The report credits China's ongoing demand for almonds, walnuts, pistachios, pecans and hazelnuts as the driving force behind increasing prices and yields in the United States. As China's once largely agrarian country transforms its economy from export-driven to consumer-driven, the country's urban middle class finds itself with more purchasing power to afford premium products like those of U.S. tree nuts. Additionally, an expanding worldwide health and wellness movement has found fertile ground in China, where such nuts play a key role in balanced nutrition.
"The Chinese government is promoting an economy that is favorable for many U.S. exports, especially tree nuts," said the report's author, Karen Halliburton Barber, assistant vice president and senior agricultural analyst with the Food & Agribusiness Research and Advisory group in Fresno. "As the Chinese middle class grows, so will the demand for almonds, walnuts, pistachios, pecans and hazelnuts. This is good news for growers here in the U.S."
The increased demand comes with risks. Those risks include the threat of a strengthening U.S. dollar that could raise the costs of the export items, some of which would be passed on to Chinese consumers who may shy away from increased prices. Barber notes that while this is a concern, premium imported tree nuts are already being purchased by higher income segments of the population who are more likely to be able to absorb the higher prices.
Additionally, the report cautions about the threat of China turning to suppliers from countries such as Turkey, India, Ukraine or South Africa to fill its tree nut needs, especially if the U.S. cannot keep pace with short-term demand. Furthermore, China is strengthening its own production of walnuts and, to a lesser extent, almonds; though increasing numbers of Chinese consumers prefer U.S. walnuts to Chinese-grown, due to taste differences resulting from harvesting and storage practices. Overall, the report signals a good outlook for growers despite these risks; however, U.S. processors face a different set of circumstances.

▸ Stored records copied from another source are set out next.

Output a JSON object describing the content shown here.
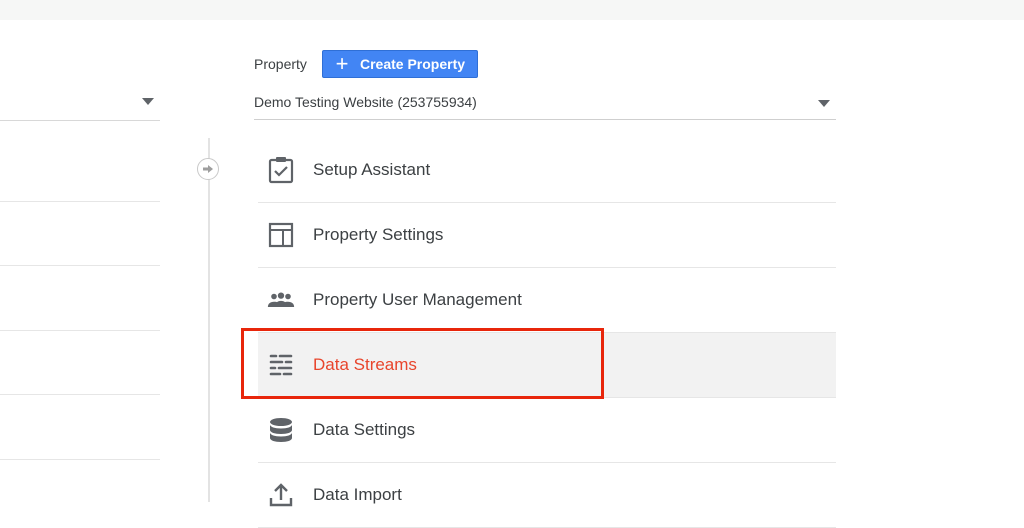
{
  "property_panel": {
    "label": "Property",
    "create_button": "Create Property",
    "selected_property": "Demo Testing Website (253755934)",
    "menu": [
      {
        "label": "Setup Assistant",
        "icon": "clipboard-check-icon"
      },
      {
        "label": "Property Settings",
        "icon": "layout-icon"
      },
      {
        "label": "Property User Management",
        "icon": "people-group-icon"
      },
      {
        "label": "Data Streams",
        "icon": "data-streams-icon",
        "active": true
      },
      {
        "label": "Data Settings",
        "icon": "database-icon"
      },
      {
        "label": "Data Import",
        "icon": "upload-icon"
      }
    ]
  },
  "colors": {
    "button_blue": "#4285f4",
    "active_text": "#e8452c",
    "highlight_box": "#e8260b",
    "icon_gray": "#5f6368"
  }
}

"U.S. processors face a dual challenge: the rising cost of tree nuts and competition from lower-cost processing in China," said Barber. "Many importers have been reducing their costs buying in-shell nuts directly from growers and shipping them overseas for processing."
The report provides individual outlook profiles for almonds, walnuts, pistachios, pecans and hazelnuts, including each nut's challenges and opportunities. The study also touches on other global export markets and their effect on the short-, medium- and long-term demand for U.S. tree nuts.